Late payments remain a persistent issue globally nearly a decade past the 2008 crisis, but the long-term outlook is optimistic. A 3% improvement in the cash-to-cash cycle of UK companies has released £8.8bn previously tied up in working capital, according to Grant Thornton’s latest UK Working Capital Survey.

Individual businesses, not just the economy benefit by optimizing working capital strategy, the research says. Better working capital performance positively impacts a bottom line; the 10 percent of companies who improved working capital three years in a row have five times better EBITA performance than the rest of the sample in terms of profitability. The survey result noted that 2016 was the first time in five years that UK corporate cash balances decreased overall.

Mark O’Sullivan, Partner, Head of Finance and Working Capital Advisory at Grant Thornton said “Since the financial crisis, UK companies have placed an increased focus on the health of the balance sheet. We see companies of all shapes and sizes evaluating and honing their processes to drive out cash tied-up in working capital.”

“From a strategic perspective, it allows businesses to drive more efficient profitability. This directly correlates to the market capitalisation of the businesses and is, therefore, a critical measure for shareholders.”

“Working capital is more than just a financial topic. “t is an operational topic and once you start improving processes across the operation it indirectly improves efficiency throughout the business and thus reduces costs.”

Freed up working capital is also helping businesses fund their investments. This was especially critical in 2016 as the Grant Thornton survey found that UK companies were investing more than in the past.

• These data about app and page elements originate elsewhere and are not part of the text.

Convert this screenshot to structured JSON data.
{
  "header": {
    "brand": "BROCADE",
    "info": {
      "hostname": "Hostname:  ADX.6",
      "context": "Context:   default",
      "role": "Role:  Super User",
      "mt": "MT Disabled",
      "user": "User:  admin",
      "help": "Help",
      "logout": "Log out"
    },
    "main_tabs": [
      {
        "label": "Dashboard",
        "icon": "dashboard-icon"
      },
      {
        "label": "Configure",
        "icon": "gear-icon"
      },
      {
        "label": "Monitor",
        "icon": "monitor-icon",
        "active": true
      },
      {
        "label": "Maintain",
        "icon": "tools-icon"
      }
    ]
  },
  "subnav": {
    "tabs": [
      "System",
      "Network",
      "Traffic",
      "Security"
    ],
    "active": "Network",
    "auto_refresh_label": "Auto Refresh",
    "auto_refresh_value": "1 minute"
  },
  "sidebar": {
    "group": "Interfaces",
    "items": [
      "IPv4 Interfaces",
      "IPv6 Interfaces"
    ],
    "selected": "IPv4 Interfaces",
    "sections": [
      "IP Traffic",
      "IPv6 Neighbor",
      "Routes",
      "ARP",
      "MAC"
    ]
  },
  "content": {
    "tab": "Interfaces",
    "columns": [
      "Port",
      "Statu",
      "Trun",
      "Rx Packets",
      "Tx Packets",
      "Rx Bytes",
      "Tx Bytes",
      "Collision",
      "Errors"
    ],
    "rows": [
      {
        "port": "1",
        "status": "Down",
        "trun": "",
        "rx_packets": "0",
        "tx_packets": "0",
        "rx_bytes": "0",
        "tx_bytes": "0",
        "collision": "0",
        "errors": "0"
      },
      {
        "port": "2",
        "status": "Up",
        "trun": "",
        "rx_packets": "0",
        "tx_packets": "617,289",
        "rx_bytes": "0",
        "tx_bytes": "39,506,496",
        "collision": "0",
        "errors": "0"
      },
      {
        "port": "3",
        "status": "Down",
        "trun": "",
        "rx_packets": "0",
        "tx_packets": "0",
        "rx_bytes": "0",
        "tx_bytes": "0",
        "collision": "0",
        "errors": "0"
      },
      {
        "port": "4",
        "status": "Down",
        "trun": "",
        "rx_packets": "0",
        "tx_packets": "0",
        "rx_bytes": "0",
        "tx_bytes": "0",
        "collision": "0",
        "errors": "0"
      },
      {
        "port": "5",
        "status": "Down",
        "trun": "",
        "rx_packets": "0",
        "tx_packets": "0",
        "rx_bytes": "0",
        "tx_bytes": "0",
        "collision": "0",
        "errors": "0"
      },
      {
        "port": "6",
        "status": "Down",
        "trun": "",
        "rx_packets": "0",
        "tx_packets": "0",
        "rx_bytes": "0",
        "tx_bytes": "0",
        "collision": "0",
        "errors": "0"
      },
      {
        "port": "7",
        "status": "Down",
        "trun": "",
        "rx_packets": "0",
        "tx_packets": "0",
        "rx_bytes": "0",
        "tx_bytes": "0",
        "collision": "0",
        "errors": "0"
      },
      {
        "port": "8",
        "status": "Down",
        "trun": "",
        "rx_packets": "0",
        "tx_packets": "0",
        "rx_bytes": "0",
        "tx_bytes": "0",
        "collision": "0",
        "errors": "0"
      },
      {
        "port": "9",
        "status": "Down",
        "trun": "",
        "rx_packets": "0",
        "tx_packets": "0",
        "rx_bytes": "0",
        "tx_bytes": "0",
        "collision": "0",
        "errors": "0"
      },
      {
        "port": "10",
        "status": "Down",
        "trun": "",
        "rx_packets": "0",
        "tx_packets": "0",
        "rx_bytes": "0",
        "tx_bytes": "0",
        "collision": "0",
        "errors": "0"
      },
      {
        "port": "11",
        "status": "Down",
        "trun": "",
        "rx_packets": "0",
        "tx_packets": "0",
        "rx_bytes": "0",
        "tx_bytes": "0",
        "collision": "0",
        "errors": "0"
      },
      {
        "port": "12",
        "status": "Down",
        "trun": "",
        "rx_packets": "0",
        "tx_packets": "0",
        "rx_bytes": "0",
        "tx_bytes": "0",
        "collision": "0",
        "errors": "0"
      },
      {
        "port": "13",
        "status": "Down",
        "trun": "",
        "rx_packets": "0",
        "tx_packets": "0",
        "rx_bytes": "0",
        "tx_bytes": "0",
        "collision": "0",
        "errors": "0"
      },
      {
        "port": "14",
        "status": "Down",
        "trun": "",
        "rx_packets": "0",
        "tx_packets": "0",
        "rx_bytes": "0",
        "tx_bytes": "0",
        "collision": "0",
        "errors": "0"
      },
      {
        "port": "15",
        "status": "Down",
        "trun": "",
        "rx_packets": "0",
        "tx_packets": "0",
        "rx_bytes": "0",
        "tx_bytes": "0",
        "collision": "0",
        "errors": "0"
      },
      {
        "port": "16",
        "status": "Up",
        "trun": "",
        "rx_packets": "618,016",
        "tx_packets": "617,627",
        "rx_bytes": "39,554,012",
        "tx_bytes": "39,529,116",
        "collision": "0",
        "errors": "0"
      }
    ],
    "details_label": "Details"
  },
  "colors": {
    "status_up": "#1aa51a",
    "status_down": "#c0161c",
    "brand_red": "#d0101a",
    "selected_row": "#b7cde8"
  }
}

O’Sullivan continues “Last year was the first year in the past half-decade that corporate cash balances decreased – this is despite the extra cash unlocked in working capital. Working capital is clearly the cheapest way to fund this investment and is a reason many organisations are focusing on this space.”